• Data shown
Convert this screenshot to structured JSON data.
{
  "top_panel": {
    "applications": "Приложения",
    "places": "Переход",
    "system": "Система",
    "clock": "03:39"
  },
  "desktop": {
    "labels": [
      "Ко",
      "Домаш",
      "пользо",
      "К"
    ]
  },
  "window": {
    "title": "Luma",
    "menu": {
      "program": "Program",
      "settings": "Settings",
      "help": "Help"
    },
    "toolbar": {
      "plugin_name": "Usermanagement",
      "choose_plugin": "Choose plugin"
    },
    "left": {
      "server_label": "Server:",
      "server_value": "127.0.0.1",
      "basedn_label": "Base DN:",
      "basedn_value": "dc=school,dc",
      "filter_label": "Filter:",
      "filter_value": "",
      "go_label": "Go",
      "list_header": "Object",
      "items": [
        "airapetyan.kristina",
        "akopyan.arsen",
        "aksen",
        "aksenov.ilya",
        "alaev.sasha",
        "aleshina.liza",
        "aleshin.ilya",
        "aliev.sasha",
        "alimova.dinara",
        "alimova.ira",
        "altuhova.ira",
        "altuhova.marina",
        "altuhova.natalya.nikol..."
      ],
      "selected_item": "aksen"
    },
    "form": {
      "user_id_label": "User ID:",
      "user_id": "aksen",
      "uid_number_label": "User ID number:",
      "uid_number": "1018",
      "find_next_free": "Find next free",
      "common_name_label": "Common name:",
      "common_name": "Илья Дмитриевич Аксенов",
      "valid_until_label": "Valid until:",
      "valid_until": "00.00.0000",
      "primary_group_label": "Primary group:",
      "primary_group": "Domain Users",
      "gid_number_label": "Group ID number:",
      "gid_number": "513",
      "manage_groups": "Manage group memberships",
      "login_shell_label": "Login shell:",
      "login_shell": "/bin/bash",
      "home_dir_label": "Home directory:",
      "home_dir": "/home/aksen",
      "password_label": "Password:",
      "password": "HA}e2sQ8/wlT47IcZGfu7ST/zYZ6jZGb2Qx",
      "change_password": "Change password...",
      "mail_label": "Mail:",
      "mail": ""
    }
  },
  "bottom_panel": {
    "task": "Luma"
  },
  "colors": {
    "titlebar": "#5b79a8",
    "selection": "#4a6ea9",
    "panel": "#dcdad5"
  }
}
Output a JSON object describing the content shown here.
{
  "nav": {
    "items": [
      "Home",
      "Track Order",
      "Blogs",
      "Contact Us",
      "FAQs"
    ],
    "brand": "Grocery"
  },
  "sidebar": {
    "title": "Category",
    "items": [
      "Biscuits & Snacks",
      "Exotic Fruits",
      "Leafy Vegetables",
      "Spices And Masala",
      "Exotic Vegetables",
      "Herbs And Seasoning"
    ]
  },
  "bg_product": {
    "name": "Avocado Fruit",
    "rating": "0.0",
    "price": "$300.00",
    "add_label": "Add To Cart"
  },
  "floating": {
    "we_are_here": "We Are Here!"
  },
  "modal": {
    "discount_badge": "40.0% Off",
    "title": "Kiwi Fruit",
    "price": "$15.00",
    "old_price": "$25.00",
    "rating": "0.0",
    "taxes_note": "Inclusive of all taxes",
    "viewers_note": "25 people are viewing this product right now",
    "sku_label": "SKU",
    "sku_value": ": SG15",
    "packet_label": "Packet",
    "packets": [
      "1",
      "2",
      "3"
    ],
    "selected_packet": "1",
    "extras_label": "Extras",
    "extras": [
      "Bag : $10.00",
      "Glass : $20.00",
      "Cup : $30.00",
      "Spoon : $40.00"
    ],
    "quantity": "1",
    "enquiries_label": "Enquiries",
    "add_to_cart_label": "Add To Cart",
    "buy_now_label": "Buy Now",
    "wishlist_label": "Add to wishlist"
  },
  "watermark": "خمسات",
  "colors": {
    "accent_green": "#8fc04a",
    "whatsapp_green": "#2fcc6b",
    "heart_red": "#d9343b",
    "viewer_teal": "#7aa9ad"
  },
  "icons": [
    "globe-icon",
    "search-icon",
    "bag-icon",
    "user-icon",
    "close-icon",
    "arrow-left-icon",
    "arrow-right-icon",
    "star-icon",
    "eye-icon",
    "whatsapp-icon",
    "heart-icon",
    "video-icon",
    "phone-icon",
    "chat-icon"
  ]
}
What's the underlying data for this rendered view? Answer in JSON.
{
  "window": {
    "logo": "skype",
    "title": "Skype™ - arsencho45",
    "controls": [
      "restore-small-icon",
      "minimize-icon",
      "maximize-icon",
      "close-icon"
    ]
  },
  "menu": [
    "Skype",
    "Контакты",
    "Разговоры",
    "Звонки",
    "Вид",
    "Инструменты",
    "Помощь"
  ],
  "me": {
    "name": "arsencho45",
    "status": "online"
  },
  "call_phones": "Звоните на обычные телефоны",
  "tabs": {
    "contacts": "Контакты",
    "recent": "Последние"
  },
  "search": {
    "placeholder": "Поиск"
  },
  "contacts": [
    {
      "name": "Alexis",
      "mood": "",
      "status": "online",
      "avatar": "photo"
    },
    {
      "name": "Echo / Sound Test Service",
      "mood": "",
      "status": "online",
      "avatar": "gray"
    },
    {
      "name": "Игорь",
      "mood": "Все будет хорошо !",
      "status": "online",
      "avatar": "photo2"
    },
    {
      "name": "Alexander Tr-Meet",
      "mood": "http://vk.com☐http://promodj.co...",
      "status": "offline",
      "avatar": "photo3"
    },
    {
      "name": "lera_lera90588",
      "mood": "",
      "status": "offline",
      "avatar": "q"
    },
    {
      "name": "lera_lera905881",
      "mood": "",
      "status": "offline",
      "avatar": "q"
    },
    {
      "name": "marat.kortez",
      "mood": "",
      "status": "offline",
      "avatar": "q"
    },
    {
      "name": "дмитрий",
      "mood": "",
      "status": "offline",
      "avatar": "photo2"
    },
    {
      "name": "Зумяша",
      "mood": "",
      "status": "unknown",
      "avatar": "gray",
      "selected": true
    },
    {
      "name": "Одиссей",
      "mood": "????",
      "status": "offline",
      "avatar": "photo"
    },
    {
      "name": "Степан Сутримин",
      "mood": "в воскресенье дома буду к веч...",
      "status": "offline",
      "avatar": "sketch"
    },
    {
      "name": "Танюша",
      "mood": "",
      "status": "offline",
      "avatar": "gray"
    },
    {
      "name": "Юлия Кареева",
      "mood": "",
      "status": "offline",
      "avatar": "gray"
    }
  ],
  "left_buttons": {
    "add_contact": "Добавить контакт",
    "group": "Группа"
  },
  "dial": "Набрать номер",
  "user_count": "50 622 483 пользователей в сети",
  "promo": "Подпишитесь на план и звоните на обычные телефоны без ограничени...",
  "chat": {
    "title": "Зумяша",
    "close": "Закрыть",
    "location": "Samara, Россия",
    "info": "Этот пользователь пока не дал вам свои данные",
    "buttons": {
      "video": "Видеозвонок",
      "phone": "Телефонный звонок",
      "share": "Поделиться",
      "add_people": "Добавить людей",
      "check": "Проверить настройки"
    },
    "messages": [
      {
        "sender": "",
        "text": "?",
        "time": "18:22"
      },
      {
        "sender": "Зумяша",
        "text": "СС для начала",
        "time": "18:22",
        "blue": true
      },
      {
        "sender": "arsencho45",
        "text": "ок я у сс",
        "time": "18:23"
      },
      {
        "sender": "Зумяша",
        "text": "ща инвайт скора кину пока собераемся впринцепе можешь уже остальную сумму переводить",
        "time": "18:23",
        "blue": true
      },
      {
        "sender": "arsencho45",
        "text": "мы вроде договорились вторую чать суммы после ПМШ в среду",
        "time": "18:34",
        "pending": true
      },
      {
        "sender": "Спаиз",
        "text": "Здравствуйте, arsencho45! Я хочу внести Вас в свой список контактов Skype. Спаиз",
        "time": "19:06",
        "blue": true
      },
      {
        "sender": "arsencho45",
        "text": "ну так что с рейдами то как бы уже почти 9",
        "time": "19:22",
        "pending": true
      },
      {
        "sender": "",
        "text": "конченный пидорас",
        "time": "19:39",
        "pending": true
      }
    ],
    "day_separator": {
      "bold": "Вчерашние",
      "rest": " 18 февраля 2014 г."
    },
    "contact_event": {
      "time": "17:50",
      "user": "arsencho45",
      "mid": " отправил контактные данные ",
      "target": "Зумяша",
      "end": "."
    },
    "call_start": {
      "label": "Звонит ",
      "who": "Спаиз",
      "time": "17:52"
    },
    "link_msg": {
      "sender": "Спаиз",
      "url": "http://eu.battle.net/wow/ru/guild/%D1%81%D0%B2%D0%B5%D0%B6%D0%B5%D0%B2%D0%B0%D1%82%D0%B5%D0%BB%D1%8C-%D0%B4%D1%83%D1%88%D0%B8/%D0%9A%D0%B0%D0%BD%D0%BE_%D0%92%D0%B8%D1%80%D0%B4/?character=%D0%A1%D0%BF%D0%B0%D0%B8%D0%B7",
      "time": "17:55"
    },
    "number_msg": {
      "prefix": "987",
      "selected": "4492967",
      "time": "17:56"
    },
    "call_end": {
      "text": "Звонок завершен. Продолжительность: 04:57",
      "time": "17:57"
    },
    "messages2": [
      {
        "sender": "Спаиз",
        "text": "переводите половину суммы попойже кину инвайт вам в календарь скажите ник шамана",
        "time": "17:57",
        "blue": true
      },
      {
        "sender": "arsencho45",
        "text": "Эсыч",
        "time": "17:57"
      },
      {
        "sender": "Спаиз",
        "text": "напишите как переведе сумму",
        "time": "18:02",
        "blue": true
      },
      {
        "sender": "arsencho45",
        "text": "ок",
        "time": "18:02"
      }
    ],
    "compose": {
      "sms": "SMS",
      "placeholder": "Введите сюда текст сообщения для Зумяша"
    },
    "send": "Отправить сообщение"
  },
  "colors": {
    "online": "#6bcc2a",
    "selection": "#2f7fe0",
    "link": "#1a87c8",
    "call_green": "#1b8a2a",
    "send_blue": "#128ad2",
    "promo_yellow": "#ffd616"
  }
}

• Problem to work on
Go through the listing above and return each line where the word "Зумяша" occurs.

• Worked solution
      "name": "Зумяша",
    "title": "Зумяша",
        "sender": "Зумяша",
        "sender": "Зумяша",
      "target": "Зумяша",
      "placeholder": "Введите сюда текст сообщения для Зумяша"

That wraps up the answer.